"Grace and rhythm" are also in attendance in Choman Hardi's reading of her poems in this Archive recording. And there is the same warmth and patience in her speaking voice as in the poetry. Hardi's introductions inform the listener of the occasions for the poems and demonstrate how large the task has been to create such poised poetry.
Some of her poems
My mother’s kitchen
I will inherit my mother’s kitchen,
her glasses, some tall and lean others short and fat
her plates, an ugly collection from various sets,
cups bought in a rush on different occasions
rusty pots she doesn’t throw away.
“Don’t buy anything just yet”, she says,
“soon all of this will be yours”.
My mother is planning another escape
for the first time home is her destination,
the rebuilt house which she will furnish.
At 69 she is excited about starting from a scratch.
It is her ninth time.
She never talks about her lost furniture
when she kept leaving her homes behind.
She never feels regret for things
only her vine in the front garden
which spread over the trellis on the porch.
She used to sing for the grapes to ripen,
sew cotton bags to protect them from the bees.
I will never inherit my mother’s trees.
Soon they will come. First we will hear
the sound of their boots approaching at dawn
then they’ll appear through the mist.
In their death-bringing uniforms

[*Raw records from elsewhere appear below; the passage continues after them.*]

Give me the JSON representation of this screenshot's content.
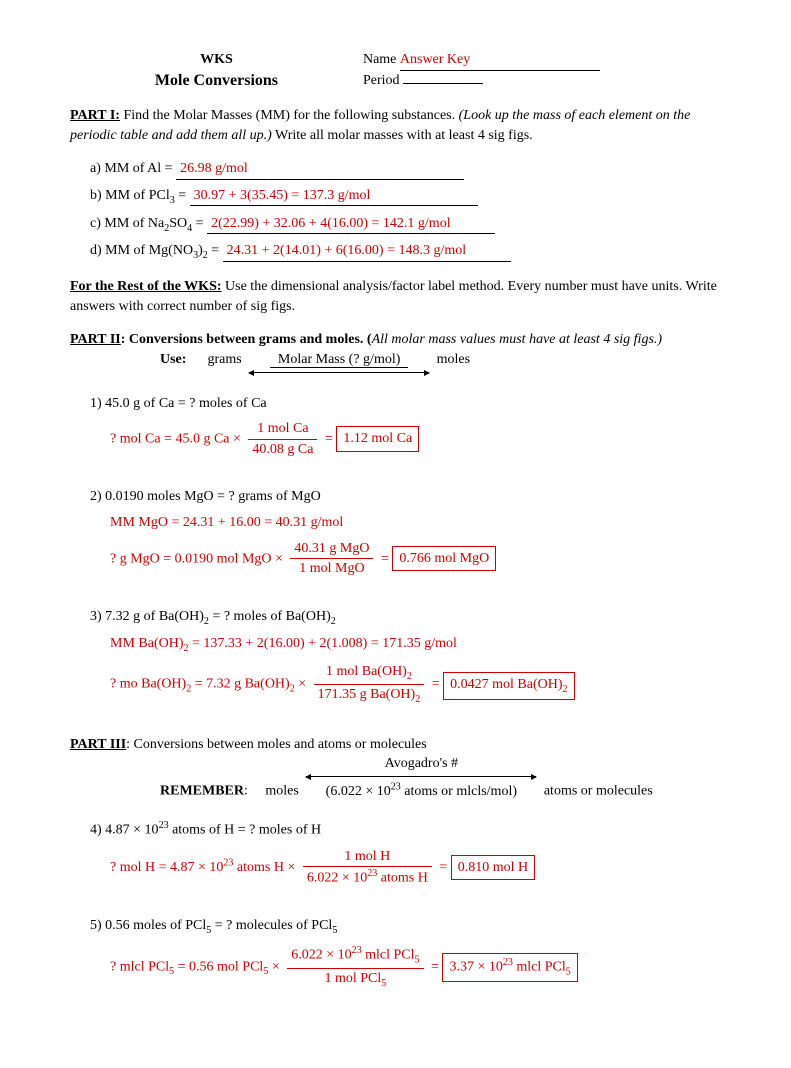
{
  "header": {
    "wks": "WKS",
    "title": "Mole Conversions",
    "name_label": "Name",
    "name_value": "Answer Key",
    "period_label": "Period"
  },
  "part1": {
    "heading": "PART I:",
    "text1": " Find the Molar Masses (MM) for the following substances.  ",
    "text2": "(Look up the mass of each element on the periodic table and add them all up.)",
    "text3": " Write all molar masses with at least 4 sig figs.",
    "a_label": "a)   MM of Al = ",
    "a_ans": "26.98 g/mol",
    "b_label": "b)   MM of PCl",
    "b_sub": "3",
    "b_label2": " = ",
    "b_ans": "30.97 + 3(35.45) = 137.3 g/mol",
    "c_label": "c)   MM of Na",
    "c_sub1": "2",
    "c_label2": "SO",
    "c_sub2": "4",
    "c_label3": " = ",
    "c_ans": "2(22.99) + 32.06 + 4(16.00) = 142.1 g/mol",
    "d_label": "d)   MM of Mg(NO",
    "d_sub1": "3",
    "d_label2": ")",
    "d_sub2": "2",
    "d_label3": " = ",
    "d_ans": "24.31 + 2(14.01) + 6(16.00) = 148.3 g/mol"
  },
  "rest": {
    "heading": "For the Rest of the WKS:",
    "text": "  Use the dimensional analysis/factor label method.  Every number must have units.  Write answers with correct number of sig figs."
  },
  "part2": {
    "heading": "PART II",
    "heading2": ": Conversions between grams and moles.  (",
    "heading3": "All molar mass values must have at least 4 sig figs.)",
    "use": "Use:",
    "grams": "grams",
    "arrow_top": "Molar Mass (? g/mol)",
    "moles": "moles"
  },
  "q1": {
    "q": "1)   45.0 g of Ca  = ?  moles of Ca",
    "lhs": "?  mol Ca = 45.0 g Ca ×",
    "num": "1 mol Ca",
    "den": "40.08 g Ca",
    "eq": " = ",
    "ans": "1.12 mol Ca"
  },
  "q2": {
    "q": "2)   0.0190 moles MgO  =   ? grams of MgO",
    "mm": "MM MgO = 24.31 + 16.00 = 40.31 g/mol",
    "lhs": "?  g MgO = 0.0190 mol MgO ×",
    "num": "40.31 g MgO",
    "den": "1 mol MgO",
    "eq": " = ",
    "ans": "0.766 mol MgO"
  },
  "q3": {
    "q_a": "3)   7.32 g of Ba(OH)",
    "q_sub": "2",
    "q_b": " = ?  moles of Ba(OH)",
    "mm_a": "MM Ba(OH)",
    "mm_b": " = 137.33 + 2(16.00) + 2(1.008) = 171.35 g/mol",
    "lhs_a": "?  mo Ba(OH)",
    "lhs_b": " = 7.32 g Ba(OH)",
    "lhs_c": " ×",
    "num_a": "1 mol Ba(OH)",
    "den_a": "171.35 g Ba(OH)",
    "eq": " = ",
    "ans_a": "0.0427 mol Ba(OH)"
  },
  "part3": {
    "heading": "PART III",
    "heading2": ": Conversions between moles and atoms or molecules",
    "remember": "REMEMBER",
    "moles": "moles",
    "arrow_top": "Avogadro's #",
    "arrow_bot_a": "(6.022 × 10",
    "arrow_bot_sup": "23",
    "arrow_bot_b": "  atoms or mlcls/mol)",
    "rhs": "atoms or molecules"
  },
  "q4": {
    "q_a": "4)   4.87 × 10",
    "q_sup": "23",
    "q_b": " atoms of H = ?  moles of H",
    "lhs_a": "?  mol H = 4.87 × 10",
    "lhs_b": "  atoms H ×",
    "num": "1 mol H",
    "den_a": "6.022 × 10",
    "den_b": "  atoms H",
    "eq": " = ",
    "ans": "0.810 mol H"
  },
  "q5": {
    "q_a": "5)   0.56 moles of PCl",
    "q_sub": "5",
    "q_b": " = ?  molecules of PCl",
    "lhs_a": "?  mlcl PCl",
    "lhs_b": " = 0.56 mol PCl",
    "lhs_c": " ×",
    "num_a": "6.022 × 10",
    "num_b": "  mlcl PCl",
    "den_a": "1 mol PCl",
    "eq": " = ",
    "ans_a": "3.37 × 10",
    "ans_b": "  mlcl PCl"
  }
}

they will march towards our homes
their guns and tanks pointing forward.
They will be confronted by young men
with rusty guns and boiling blood.

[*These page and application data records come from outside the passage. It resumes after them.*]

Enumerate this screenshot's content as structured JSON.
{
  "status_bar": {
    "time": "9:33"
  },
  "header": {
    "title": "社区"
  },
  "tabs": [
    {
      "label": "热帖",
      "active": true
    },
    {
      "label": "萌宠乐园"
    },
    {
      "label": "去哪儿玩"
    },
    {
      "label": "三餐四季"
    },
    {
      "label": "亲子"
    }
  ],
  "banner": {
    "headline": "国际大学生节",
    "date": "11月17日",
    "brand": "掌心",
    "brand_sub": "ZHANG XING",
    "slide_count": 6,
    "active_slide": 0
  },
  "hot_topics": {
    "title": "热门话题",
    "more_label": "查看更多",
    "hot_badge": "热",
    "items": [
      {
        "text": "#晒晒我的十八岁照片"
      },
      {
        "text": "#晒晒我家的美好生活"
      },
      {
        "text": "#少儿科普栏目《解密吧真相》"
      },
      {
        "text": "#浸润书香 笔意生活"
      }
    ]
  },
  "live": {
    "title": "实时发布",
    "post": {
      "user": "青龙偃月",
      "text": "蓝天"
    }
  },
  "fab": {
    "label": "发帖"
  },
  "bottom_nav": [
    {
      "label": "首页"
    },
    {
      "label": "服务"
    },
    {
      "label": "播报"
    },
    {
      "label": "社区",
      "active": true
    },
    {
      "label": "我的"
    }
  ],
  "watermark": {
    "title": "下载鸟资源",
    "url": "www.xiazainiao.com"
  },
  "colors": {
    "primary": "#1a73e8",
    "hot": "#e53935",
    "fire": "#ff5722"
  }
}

These are our young men
who took their short-lived freedom for granted.
We will lose this war, and blood
will cover our roads, mix with our
drinking water, it will creep into our dreams.

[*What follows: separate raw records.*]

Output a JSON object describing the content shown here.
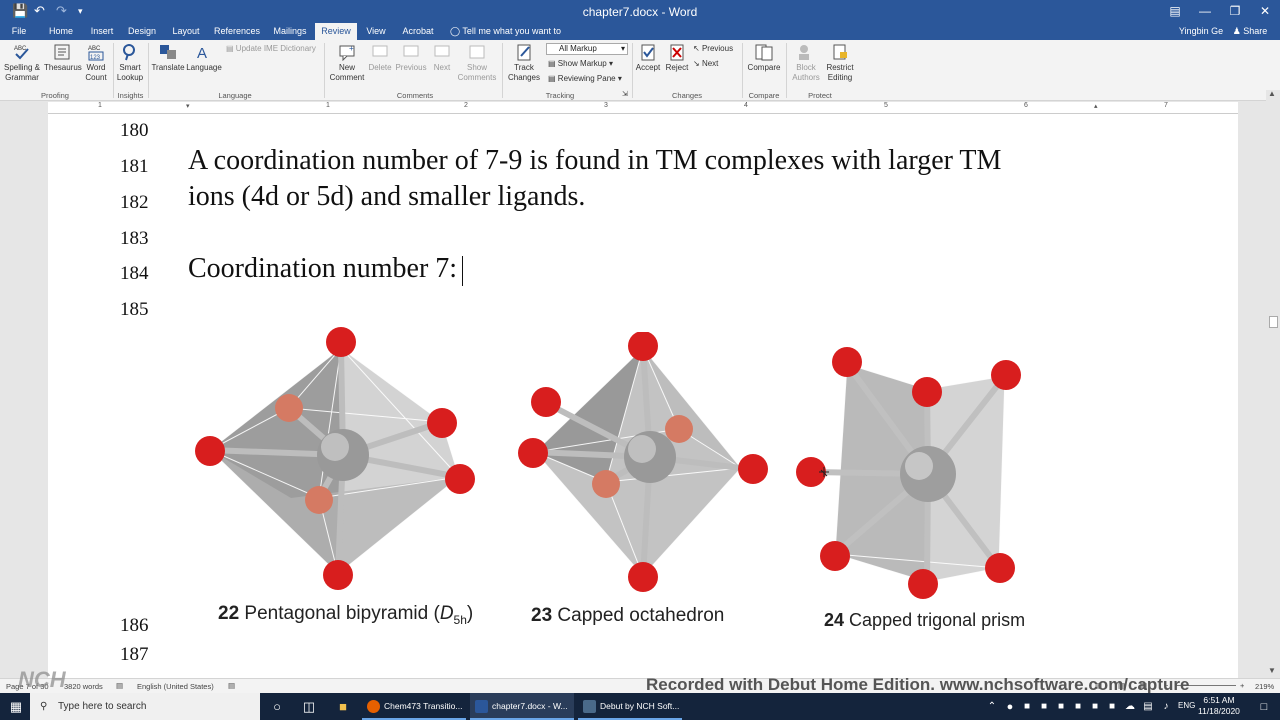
{
  "title_bar": {
    "document_title": "chapter7.docx - Word",
    "user_name": "Yingbin Ge",
    "share_label": "Share"
  },
  "tabs": [
    "File",
    "Home",
    "Insert",
    "Design",
    "Layout",
    "References",
    "Mailings",
    "Review",
    "View",
    "Acrobat"
  ],
  "active_tab": "Review",
  "tell_me": "Tell me what you want to do...",
  "ribbon": {
    "proofing": {
      "spelling": "Spelling &",
      "grammar": "Grammar",
      "thesaurus": "Thesaurus",
      "word_count_1": "Word",
      "word_count_2": "Count",
      "label": "Proofing"
    },
    "insights": {
      "smart_1": "Smart",
      "smart_2": "Lookup",
      "label": "Insights"
    },
    "language": {
      "translate": "Translate",
      "language": "Language",
      "update_ime": "Update IME Dictionary",
      "label": "Language"
    },
    "comments": {
      "new_1": "New",
      "new_2": "Comment",
      "delete": "Delete",
      "previous": "Previous",
      "next": "Next",
      "show_1": "Show",
      "show_2": "Comments",
      "label": "Comments"
    },
    "tracking": {
      "track_1": "Track",
      "track_2": "Changes",
      "all_markup": "All Markup",
      "show_markup": "Show Markup",
      "reviewing_pane": "Reviewing Pane",
      "label": "Tracking"
    },
    "changes": {
      "accept": "Accept",
      "reject": "Reject",
      "previous": "Previous",
      "next": "Next",
      "label": "Changes"
    },
    "compare": {
      "compare": "Compare",
      "label": "Compare"
    },
    "protect": {
      "block_1": "Block",
      "block_2": "Authors",
      "restrict_1": "Restrict",
      "restrict_2": "Editing",
      "label": "Protect"
    }
  },
  "ruler_numbers": [
    "1",
    "1",
    "2",
    "3",
    "4",
    "5",
    "6",
    "7"
  ],
  "document": {
    "line_numbers": [
      "180",
      "181",
      "182",
      "183",
      "184",
      "185",
      "186",
      "187"
    ],
    "line_181": "A coordination number of 7-9 is found in TM complexes with larger TM",
    "line_182": "ions (4d or 5d) and smaller ligands.",
    "line_184": "Coordination number 7:",
    "figures": [
      {
        "number": "22",
        "name": "Pentagonal bipyramid (",
        "sym": "D",
        "sub": "5h",
        "close": ")"
      },
      {
        "number": "23",
        "name": "Capped octahedron"
      },
      {
        "number": "24",
        "name": "Capped trigonal prism"
      }
    ]
  },
  "status_bar": {
    "page": "Page 7 of 30",
    "words": "3820 words",
    "language": "English (United States)",
    "zoom": "219%"
  },
  "watermark": "Recorded with Debut Home Edition. www.nchsoftware.com/capture",
  "taskbar": {
    "search_placeholder": "Type here to search",
    "apps": [
      "Chem473 Transitio...",
      "chapter7.docx - W...",
      "Debut by NCH Soft..."
    ],
    "lang": "ENG",
    "time": "6:51 AM",
    "date": "11/18/2020"
  },
  "colors": {
    "word_blue": "#2b579a",
    "atom_red": "#d81e1e",
    "taskbar": "#14243c"
  }
}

Keep your head down and stay in doors –
we’ve lost this war before it has begun.
Two Pages (2004)
1. Delivering a message
I was asleep in the middle of a pad
when he started writing on the first page.
The tip of his pen pressed down
forcing pale words into the pages below.
He wrote many versions that night
some very lengthy, others brief.
When my turn came he paused,
palmed his temples, squeezed his eyes,
made himself a calming tea.
She received me early one morning
in a rush, leaving her flat.
She ripped the envelope. Then, gradually,
her steps slowed down,
her fingers tightened around me.
2. Not delivering a message
All my life I waited for words –
a poem, a letter, a mathematical puzzle.
On March 16th 1988
thousands of us were taken on board –
you can’t imagine our anticipation.
When they threw us out from high above
we were confused, lost in blankness.
All those clean white pages
parachuting into town…..
Puzzled faces looked up
expecting a message, but we were blank.
Two hours later they dropped the real thing.
We had been testing the wind direction.
Thousands of people were gassed that day.
The Penelopes of my homeland
(for the 50,000 widows of Anfal)
Years and years of silent labour
the Penelopes of my homeland
wove their own and their children’s shrouds
without a sign of Odysseus returning.
Years and years of widowhood they lived
without realising, without ever thinking
that their dream was dead the day it was dreamt,
that their colourful future was all in the past,
that they had lived their destinies
and there was nothing else to live through.
Years and years of avoiding despair, not giving up,
holding on to hopes raised by palm-readers,
holding on to the wishful dreams of the nights
and to the just God
who does not allow such nightmares to continue.
Years and years of raising more Penelopes and Odysseuses
the waiting mothers of my homeland grew old and older
without ever knowing that they were waiting,
without ever knowing that they should stop waiting.
Years and years of youth that was there and went unnoticed
of passionate love that wasn’t made
of no knocking on the door after midnight
returning from a very long journey.
The Penelopes of my homeland died slowly
carrying their dreams to their graves,
leaving more Penelopes to take their place.